◆ **What you have to do**
Make an exact copy of every entry.

◆ **Data listing**

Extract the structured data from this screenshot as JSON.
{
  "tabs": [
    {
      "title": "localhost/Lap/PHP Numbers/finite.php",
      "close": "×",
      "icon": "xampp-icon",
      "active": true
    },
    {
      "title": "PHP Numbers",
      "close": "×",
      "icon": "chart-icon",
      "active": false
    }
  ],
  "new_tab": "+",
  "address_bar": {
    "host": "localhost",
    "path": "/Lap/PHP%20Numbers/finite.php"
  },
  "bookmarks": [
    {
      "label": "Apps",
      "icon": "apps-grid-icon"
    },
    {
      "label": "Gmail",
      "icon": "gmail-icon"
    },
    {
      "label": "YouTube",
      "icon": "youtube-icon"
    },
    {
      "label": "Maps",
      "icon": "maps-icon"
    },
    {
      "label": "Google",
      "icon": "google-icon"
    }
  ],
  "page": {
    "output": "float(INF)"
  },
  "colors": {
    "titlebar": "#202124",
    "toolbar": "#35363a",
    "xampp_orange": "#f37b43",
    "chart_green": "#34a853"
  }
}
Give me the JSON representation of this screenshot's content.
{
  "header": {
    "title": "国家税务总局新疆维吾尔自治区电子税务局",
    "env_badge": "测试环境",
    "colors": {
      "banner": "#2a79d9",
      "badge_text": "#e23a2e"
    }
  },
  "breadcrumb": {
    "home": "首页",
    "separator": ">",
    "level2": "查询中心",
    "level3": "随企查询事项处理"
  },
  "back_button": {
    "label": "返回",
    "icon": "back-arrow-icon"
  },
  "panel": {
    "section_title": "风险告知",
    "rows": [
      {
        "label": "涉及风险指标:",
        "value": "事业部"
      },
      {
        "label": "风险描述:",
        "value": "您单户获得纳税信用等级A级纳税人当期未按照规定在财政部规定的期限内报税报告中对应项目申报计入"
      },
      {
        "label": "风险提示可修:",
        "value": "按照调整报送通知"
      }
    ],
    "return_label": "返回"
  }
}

◆ **Response box**
Extract the structured data from this screenshot as JSON.
{
  "tabs": [
    {
      "title": "localhost/Lap/PHP Numbers/finite.php",
      "close": "×",
      "icon": "xampp-icon",
      "active": true
    },
    {
      "title": "PHP Numbers",
      "close": "×",
      "icon": "chart-icon",
      "active": false
    }
  ],
  "new_tab": "+",
  "address_bar": {
    "host": "localhost",
    "path": "/Lap/PHP%20Numbers/finite.php"
  },
  "bookmarks": [
    {
      "label": "Apps",
      "icon": "apps-grid-icon"
    },
    {
      "label": "Gmail",
      "icon": "gmail-icon"
    },
    {
      "label": "YouTube",
      "icon": "youtube-icon"
    },
    {
      "label": "Maps",
      "icon": "maps-icon"
    },
    {
      "label": "Google",
      "icon": "google-icon"
    }
  ],
  "page": {
    "output": "float(INF)"
  },
  "colors": {
    "titlebar": "#202124",
    "toolbar": "#35363a",
    "xampp_orange": "#f37b43",
    "chart_green": "#34a853"
  }
}
Give me the JSON representation of this screenshot's content.
{
  "header": {
    "title": "国家税务总局新疆维吾尔自治区电子税务局",
    "env_badge": "测试环境",
    "colors": {
      "banner": "#2a79d9",
      "badge_text": "#e23a2e"
    }
  },
  "breadcrumb": {
    "home": "首页",
    "separator": ">",
    "level2": "查询中心",
    "level3": "随企查询事项处理"
  },
  "back_button": {
    "label": "返回",
    "icon": "back-arrow-icon"
  },
  "panel": {
    "section_title": "风险告知",
    "rows": [
      {
        "label": "涉及风险指标:",
        "value": "事业部"
      },
      {
        "label": "风险描述:",
        "value": "您单户获得纳税信用等级A级纳税人当期未按照规定在财政部规定的期限内报税报告中对应项目申报计入"
      },
      {
        "label": "风险提示可修:",
        "value": "按照调整报送通知"
      }
    ],
    "return_label": "返回"
  }
}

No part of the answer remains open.